If you are completely lost and are walking about in all directions looking for a landmark, it is important to know just how far you are walking.  Count your paces as you go.  The average pace is about one metre.  Down the side of the 2½ inch map are alternate black and white steps.  Each of these is 100 metres.

Note where the wind is striking you.  If it's in your back and it comes round into your face, you may be walking in a circle. However, if you have already taken precautions to avoid this, don't panic, as the wind often does strange things in the vicinity of crags and ridges.

In summing up, there are many ways of establishing your position and direction, and I hope that this article has been of some use, especially to those who have not had much experience of walking across the fells.  I should like to end it by recounting an experience that happened to me when I was walking in the north.  I took a pal in the Craven Pothole Club up a fell side in the Pennines known as Widdle Fell.  The purpose of the tramp was to examine a sink in the limestone that I had noted earlier in the year.  It was winter, and the snow lay think and the mist was down below 1,200 feet. The sink was easily found, being in the bed of a steep, fast-flowing stream, well marked on the map.

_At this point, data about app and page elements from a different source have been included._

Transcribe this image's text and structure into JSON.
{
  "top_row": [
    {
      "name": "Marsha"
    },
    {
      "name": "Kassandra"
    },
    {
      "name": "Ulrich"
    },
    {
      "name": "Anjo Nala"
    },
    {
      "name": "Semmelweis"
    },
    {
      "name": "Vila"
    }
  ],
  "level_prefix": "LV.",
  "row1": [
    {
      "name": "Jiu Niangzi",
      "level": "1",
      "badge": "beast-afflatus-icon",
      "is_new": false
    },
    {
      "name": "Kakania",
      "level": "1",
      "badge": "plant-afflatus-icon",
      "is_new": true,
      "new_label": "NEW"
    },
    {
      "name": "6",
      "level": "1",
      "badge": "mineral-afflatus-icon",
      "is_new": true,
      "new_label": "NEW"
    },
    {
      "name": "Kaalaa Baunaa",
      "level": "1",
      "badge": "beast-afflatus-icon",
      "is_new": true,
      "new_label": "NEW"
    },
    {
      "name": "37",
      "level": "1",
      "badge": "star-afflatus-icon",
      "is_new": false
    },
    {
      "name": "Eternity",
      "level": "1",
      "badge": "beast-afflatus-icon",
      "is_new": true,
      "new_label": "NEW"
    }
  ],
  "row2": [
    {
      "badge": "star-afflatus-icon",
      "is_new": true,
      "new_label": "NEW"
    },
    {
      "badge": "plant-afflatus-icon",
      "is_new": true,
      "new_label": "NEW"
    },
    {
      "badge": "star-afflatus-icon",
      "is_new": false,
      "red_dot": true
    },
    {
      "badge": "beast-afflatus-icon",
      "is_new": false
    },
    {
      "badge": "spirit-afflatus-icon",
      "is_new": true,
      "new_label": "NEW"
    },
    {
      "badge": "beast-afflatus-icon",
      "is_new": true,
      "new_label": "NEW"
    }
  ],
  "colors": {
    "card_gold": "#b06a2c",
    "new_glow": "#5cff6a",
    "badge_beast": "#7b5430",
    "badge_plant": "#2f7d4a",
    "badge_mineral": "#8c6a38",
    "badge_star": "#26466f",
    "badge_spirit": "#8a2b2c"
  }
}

After inspecting the sink, we pushed on to the summit of Great Knoutberry Hill (2,203') just for the exercise.  We had no compass and no torch, only a one inch map.  Visibility was very poor and our only means of navigation was the map. We had about five hundred feet of very steep, rocky slope before we reached the summit plateau.  This proved tiring but we reached the top quite quickly. Here, our stream was shown as coming out of a tarn - indeed its name was Tarn Gill.  Crossing the stream's source was shown the North/West Riding county boundary, running in a south westerly direction straight to our goal and we hoped to find a feature that marked the boundary.  We soon found the tarn, and sure enough, crossing the stream was a broken down stone wall.  We followed this in a south westerly direction for some distance to its end, but we were not yet on our summit.  Closer inspection of the ground revealed a line of spaced hardwood posts - the boundary posts!  These were followed straight to the trig. pillar on the summit.  Here, we rested a while - reflecting on our faultless navigation - when suddenly a voice spoke.  “Na then, lads, bit chilly, ain't it?” and we turned in disbelief to see a shepherd, dressed in cloth cap, baggy cords and clogs and draped in an old stinking sack.  At his feet ran a scraggy border collie.  “Hast tha seen any sheep behind't walls?" said he.


Owing to pressure of work, Nigel Jago is no longer able to continue as Climbing Secretary and the Committee are therefore appealing for volunteers for consideration as climbing Secretary.

Another Notice

Owing to the attempt to save paper by combining the first two pages of each B.B. from now on, there is not normally any space for the usual reminder that the opinions given in the B.B. are not necessarily those of the club.  An attempt will be made to put a reminder in the B.B. to this effect from time to time where other space permits.

SUBS for 1974 are now due!

Yes, we know that nothing will happen to any member until the end of April.  We know that some members reckon that the next A.G.M. is the proper time to pay.  We know that this is a tradition not to bother too much about when you pay – BUT if you don’t pay now, how do we know that you will – or might – later on?  The committee has to budget now and if it doesn’t know how much is going to come in, how can it decided how much it can spend? Point taken?


Members are advised NOT TO LEND OUT THEIR BELFRY KEYS.  There have been instances of non-members borrowing keys; taking out club tackle and NOT RETURNING IT.  If YOU want YOUR tackle kept safety – please help.